## Work to be completed
Only the lines containing the string "Shift" are needed; copy all of them from the listing.

## Available data
----------------

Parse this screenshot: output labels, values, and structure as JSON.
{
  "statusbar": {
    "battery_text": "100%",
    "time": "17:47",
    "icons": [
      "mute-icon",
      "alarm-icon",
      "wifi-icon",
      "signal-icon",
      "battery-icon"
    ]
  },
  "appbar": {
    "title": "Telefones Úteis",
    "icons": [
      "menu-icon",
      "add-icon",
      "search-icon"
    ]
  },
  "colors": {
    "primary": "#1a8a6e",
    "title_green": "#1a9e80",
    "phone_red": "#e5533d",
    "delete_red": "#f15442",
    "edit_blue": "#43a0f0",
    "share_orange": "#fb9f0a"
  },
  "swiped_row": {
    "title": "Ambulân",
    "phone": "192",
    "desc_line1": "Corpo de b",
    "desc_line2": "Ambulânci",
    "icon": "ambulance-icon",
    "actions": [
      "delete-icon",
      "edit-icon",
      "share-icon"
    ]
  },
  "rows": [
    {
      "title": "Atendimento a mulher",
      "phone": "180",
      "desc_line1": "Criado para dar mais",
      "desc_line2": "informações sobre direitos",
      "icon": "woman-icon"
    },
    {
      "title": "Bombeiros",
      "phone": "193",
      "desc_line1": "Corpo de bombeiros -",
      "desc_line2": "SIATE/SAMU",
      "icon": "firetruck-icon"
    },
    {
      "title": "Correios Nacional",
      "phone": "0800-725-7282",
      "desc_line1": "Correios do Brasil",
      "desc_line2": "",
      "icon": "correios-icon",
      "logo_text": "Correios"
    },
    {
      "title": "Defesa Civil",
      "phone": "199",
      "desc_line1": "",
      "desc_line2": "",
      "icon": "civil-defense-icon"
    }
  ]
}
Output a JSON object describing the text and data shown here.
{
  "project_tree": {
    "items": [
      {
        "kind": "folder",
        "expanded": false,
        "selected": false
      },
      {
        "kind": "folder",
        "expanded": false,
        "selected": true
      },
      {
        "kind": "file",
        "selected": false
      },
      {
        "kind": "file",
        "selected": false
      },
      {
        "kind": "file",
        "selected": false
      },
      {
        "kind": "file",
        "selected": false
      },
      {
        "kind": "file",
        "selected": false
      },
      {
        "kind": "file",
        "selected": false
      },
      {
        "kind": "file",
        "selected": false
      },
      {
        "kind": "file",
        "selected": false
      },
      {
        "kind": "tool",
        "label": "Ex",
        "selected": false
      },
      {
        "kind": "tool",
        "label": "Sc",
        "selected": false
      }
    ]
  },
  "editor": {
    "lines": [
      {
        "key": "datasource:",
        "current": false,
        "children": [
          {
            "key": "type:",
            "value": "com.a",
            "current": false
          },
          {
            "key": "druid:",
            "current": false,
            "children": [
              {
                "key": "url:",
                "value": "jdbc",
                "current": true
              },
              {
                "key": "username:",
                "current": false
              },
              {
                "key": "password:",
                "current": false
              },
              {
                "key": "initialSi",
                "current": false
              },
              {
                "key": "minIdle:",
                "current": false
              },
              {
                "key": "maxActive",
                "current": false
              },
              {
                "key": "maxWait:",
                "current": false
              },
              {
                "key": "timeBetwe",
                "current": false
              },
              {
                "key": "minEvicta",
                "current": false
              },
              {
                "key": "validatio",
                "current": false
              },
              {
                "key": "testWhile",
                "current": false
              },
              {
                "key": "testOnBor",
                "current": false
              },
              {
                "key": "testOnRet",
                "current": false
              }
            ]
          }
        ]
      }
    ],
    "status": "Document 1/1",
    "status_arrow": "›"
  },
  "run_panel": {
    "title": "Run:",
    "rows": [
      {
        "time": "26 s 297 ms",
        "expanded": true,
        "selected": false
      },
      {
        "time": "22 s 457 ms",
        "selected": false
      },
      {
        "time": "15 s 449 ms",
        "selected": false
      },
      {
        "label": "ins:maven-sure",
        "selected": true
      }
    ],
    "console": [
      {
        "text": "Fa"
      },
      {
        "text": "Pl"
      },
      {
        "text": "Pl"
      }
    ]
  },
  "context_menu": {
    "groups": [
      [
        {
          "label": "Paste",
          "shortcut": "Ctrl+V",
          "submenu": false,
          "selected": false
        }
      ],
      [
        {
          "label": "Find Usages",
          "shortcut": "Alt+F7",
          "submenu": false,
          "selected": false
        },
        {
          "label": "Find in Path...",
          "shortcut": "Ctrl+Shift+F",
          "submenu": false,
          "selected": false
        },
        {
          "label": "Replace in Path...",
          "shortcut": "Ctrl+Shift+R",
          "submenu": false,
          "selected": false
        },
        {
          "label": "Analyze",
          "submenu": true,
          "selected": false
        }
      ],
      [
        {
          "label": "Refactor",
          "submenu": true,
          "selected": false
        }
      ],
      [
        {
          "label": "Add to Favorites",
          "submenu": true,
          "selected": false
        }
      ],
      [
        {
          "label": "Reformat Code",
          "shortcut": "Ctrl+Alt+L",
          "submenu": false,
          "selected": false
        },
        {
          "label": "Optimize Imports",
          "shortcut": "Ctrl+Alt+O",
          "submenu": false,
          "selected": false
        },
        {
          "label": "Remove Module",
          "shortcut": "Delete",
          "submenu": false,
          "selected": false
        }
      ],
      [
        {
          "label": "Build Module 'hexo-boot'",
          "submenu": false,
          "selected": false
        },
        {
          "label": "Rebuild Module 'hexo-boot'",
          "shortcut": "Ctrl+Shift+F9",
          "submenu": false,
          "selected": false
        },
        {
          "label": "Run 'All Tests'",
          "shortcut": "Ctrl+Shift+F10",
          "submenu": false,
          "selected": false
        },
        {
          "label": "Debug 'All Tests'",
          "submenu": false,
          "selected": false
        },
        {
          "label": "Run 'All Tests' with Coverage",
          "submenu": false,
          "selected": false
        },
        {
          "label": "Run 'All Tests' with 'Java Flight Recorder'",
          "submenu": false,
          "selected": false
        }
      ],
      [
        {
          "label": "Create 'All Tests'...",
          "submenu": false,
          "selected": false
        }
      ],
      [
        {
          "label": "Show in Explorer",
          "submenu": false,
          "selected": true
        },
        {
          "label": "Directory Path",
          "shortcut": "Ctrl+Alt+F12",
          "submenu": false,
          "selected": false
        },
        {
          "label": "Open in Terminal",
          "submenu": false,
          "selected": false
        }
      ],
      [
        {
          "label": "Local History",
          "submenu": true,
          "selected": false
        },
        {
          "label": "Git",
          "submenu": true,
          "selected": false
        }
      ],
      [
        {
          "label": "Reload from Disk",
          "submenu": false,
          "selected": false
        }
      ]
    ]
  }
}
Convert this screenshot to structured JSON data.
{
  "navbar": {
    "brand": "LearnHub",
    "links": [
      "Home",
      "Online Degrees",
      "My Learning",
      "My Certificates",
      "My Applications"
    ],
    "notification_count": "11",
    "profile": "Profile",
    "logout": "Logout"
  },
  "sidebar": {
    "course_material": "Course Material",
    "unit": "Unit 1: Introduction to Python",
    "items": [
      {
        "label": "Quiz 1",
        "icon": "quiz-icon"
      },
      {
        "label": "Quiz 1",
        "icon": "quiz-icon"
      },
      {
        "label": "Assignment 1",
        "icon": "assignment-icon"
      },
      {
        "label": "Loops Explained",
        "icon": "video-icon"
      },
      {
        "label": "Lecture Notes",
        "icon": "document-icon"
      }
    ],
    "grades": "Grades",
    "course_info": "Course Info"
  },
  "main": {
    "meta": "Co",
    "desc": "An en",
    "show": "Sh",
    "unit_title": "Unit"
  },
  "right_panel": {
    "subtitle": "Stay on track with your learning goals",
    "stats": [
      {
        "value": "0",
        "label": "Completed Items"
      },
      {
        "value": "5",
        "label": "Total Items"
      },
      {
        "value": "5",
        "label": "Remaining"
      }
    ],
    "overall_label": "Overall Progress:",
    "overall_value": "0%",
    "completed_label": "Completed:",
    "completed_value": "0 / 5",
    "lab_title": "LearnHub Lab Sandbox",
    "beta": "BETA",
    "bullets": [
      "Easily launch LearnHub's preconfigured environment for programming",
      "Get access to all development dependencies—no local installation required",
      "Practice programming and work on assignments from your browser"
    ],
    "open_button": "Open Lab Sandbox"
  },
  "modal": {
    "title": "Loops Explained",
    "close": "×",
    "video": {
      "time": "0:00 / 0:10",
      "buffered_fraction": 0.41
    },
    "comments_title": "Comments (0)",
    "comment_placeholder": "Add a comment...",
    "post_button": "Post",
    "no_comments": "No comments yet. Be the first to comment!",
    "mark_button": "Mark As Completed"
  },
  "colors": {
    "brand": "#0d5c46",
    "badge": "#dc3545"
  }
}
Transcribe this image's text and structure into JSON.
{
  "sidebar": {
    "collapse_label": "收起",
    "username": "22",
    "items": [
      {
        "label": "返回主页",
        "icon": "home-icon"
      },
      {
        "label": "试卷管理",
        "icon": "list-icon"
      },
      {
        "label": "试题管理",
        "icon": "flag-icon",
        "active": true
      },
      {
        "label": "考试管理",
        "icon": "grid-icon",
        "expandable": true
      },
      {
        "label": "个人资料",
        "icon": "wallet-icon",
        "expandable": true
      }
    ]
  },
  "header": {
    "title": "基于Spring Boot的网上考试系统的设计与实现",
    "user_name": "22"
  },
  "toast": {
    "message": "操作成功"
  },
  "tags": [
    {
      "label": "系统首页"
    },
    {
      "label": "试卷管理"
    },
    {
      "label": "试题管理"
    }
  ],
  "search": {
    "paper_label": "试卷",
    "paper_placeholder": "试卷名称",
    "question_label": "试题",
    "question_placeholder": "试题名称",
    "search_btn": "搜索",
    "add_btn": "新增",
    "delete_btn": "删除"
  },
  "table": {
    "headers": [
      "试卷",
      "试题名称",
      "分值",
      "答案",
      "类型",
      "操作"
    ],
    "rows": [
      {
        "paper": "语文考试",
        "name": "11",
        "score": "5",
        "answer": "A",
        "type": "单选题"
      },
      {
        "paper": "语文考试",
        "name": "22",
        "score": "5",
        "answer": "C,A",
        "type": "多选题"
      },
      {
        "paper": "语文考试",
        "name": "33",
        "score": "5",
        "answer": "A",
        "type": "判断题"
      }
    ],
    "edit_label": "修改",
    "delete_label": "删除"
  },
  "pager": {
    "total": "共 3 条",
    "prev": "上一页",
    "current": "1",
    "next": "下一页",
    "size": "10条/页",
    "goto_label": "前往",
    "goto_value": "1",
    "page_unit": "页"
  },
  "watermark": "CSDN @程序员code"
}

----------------

## The completed task
          "shortcut": "Ctrl+Shift+F",
          "shortcut": "Ctrl+Shift+R",
          "shortcut": "Ctrl+Shift+F9",
          "shortcut": "Ctrl+Shift+F10",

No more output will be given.